In recent weeks, there has been a persistent pocket of colder-than-normal sea surface temperatures in the eastern Atlantic Ocean near the west coast of Africa and this would tend to inhibit the formation of tropical storms in that important region. On the other hand, current water temperatures are generally above-normal in much of the Caribbean Sea, Gulf of Mexico and the western Atlantic Ocean and they have been so for many months. These anomalous warm regions should aid in the development and intensification of tropical systems; especially, with respect to the “home-grown” type of system that can form relatively close to the US east and Gulf coasts.
Mid-Atlantic Summertime Outlook
As far as the Mid-Atlantic region is concerned for the upcoming summer season, I believe it is likely to turn out to be wetter-than-normal and warmer-than-normal, but not an excessively hot year. Specifically, in terms of temperature anomalies, I expect the summer season will average out from 1.0-3.0 degrees (F) above normal in the Mid-Atlantic region and humidity levels will be rather high overall resulting in many uncomfortable nights. One important factor that should inhibit the chances for an excessively hot summer is the fact that soil moisture is quite high around here thanks to a long-running rainy pattern and also a relatively cold beginning to spring which has limited evaporation in the top layers of the surface.
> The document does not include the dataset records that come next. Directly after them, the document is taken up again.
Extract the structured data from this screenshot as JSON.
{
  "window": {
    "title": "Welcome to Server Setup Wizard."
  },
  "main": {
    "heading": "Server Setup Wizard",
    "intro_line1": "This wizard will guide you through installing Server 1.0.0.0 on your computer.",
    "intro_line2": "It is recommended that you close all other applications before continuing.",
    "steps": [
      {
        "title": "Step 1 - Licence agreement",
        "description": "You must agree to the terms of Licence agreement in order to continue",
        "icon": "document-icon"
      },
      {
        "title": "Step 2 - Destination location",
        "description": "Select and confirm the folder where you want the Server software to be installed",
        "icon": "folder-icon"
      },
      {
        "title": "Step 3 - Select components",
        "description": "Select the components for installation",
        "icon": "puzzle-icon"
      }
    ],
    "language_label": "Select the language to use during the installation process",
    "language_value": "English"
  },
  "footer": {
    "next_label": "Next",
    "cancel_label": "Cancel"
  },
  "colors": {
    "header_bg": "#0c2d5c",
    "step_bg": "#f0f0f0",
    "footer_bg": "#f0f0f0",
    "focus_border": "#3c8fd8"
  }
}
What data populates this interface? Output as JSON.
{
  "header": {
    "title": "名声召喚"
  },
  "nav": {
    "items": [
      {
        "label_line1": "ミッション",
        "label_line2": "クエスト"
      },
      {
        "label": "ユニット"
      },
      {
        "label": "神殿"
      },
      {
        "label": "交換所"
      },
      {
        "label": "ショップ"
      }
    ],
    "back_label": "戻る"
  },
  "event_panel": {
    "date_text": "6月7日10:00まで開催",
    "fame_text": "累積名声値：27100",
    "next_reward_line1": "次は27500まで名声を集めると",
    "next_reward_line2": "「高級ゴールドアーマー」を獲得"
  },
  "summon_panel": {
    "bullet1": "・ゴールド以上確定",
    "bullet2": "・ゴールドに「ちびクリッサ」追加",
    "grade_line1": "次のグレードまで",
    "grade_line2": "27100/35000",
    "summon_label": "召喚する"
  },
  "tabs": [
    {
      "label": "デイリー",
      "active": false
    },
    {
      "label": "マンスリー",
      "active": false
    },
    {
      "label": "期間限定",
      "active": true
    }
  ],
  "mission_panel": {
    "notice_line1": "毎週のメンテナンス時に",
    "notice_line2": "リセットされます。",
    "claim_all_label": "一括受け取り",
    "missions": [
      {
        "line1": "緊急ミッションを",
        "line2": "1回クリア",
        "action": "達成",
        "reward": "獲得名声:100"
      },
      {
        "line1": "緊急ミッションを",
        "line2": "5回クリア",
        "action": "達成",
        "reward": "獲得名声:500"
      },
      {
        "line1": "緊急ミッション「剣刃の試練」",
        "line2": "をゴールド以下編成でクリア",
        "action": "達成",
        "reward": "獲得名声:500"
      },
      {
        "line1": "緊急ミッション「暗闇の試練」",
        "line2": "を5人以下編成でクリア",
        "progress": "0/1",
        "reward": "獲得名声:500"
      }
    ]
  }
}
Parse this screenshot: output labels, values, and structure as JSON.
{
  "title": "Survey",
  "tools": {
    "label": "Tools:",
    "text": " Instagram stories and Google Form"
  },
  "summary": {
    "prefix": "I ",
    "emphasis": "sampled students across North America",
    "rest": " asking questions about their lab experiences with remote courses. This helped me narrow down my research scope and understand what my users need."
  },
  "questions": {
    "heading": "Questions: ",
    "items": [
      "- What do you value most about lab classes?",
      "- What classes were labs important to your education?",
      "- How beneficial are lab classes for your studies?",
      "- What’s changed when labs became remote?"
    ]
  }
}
Given the current and long-standing wet soil conditions, it is likely that a portion of the sun’s energy this summer will be “used up” in the evaporation of soil moisture rather than in the heating of the ground and lower atmosphere.
Meteorologist Paul Dorian